### WORK INSTRUCTION
Work out how many lines of the listing below mention the word "icon", and give only that figure.

### DATASET EXTRACT
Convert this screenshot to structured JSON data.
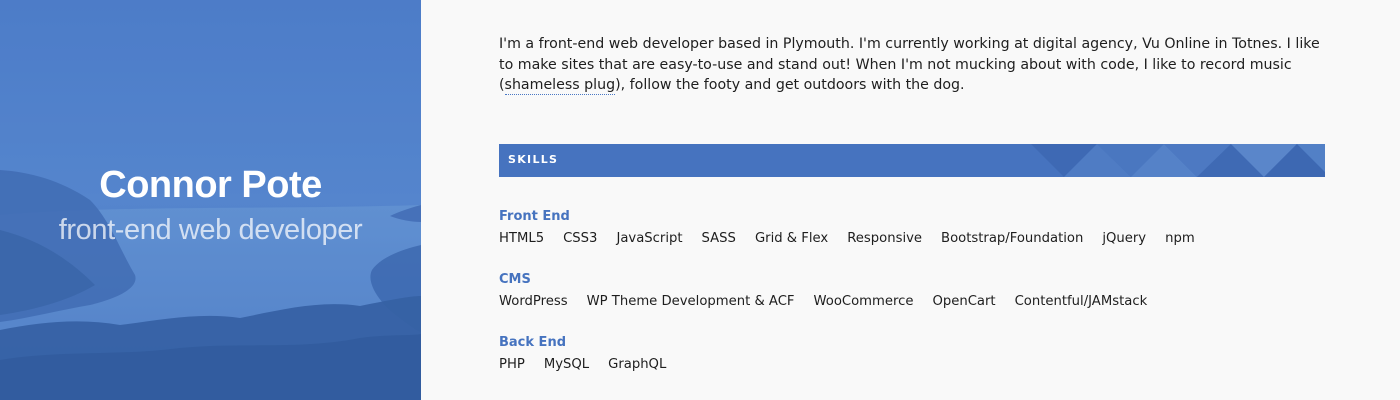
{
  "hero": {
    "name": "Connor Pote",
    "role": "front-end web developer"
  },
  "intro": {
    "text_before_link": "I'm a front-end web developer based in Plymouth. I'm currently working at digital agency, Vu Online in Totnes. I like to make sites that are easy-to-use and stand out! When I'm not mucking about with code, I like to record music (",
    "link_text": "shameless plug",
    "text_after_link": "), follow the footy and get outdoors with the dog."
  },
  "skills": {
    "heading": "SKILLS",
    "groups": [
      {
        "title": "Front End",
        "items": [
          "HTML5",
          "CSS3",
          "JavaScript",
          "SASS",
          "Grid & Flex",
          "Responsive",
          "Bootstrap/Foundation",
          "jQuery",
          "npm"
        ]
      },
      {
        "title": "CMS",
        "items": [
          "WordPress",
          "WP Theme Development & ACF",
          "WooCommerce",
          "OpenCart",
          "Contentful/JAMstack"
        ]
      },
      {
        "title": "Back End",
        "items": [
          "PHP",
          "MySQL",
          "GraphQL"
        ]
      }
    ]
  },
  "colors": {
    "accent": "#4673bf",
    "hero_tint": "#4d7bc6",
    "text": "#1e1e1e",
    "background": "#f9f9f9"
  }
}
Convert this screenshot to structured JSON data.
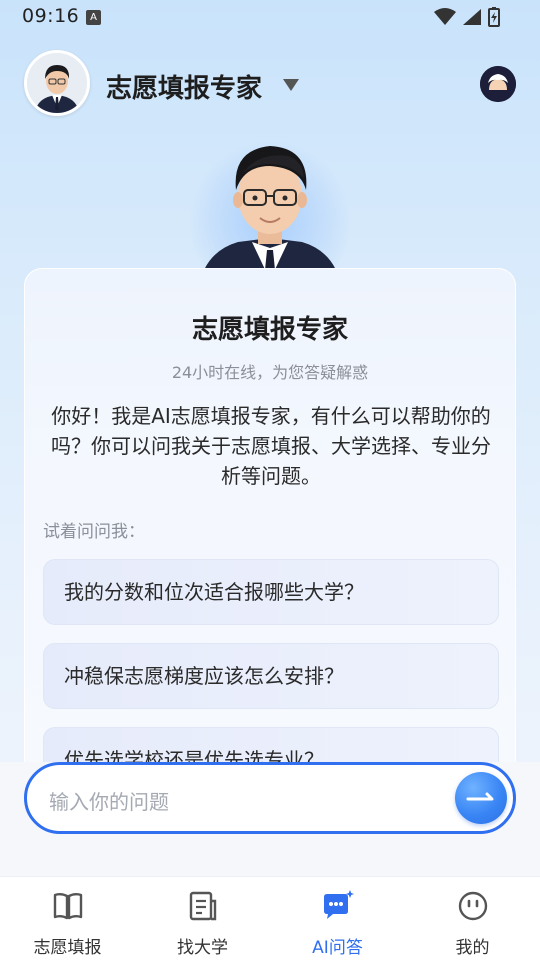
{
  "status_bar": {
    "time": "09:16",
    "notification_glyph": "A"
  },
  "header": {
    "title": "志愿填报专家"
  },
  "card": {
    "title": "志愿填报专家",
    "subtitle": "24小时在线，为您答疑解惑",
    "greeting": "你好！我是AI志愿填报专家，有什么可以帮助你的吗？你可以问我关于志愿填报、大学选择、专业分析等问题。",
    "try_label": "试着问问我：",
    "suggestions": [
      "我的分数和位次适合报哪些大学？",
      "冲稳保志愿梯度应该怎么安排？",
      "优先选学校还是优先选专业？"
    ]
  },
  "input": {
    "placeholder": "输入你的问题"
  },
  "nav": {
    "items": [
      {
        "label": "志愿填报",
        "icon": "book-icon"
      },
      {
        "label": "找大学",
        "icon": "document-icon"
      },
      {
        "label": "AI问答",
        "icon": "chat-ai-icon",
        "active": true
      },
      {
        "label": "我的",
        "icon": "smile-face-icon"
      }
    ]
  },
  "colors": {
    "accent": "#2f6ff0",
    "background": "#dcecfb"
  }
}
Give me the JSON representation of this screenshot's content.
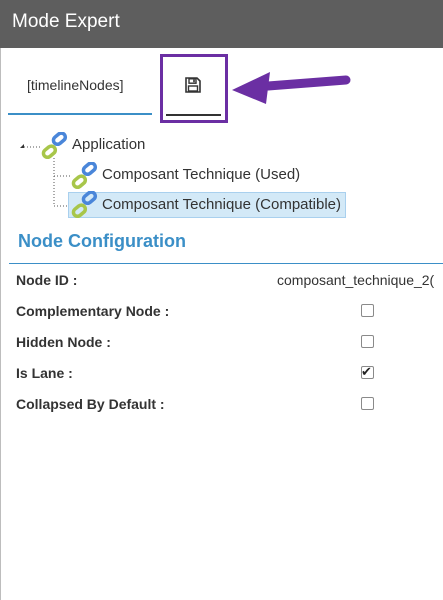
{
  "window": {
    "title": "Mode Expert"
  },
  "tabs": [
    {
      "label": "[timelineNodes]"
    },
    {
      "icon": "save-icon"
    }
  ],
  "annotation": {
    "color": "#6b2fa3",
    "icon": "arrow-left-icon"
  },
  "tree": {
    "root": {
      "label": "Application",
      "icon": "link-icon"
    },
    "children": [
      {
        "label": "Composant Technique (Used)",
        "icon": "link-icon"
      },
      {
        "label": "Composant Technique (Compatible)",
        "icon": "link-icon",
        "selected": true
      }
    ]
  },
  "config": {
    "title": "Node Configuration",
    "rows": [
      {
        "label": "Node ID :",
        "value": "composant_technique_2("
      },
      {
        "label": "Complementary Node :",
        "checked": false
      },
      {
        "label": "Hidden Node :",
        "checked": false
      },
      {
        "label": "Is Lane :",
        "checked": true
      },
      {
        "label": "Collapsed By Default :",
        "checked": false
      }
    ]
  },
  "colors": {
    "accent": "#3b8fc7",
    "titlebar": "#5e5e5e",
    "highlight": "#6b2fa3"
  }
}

### RESULT OF THE EXERCISE
9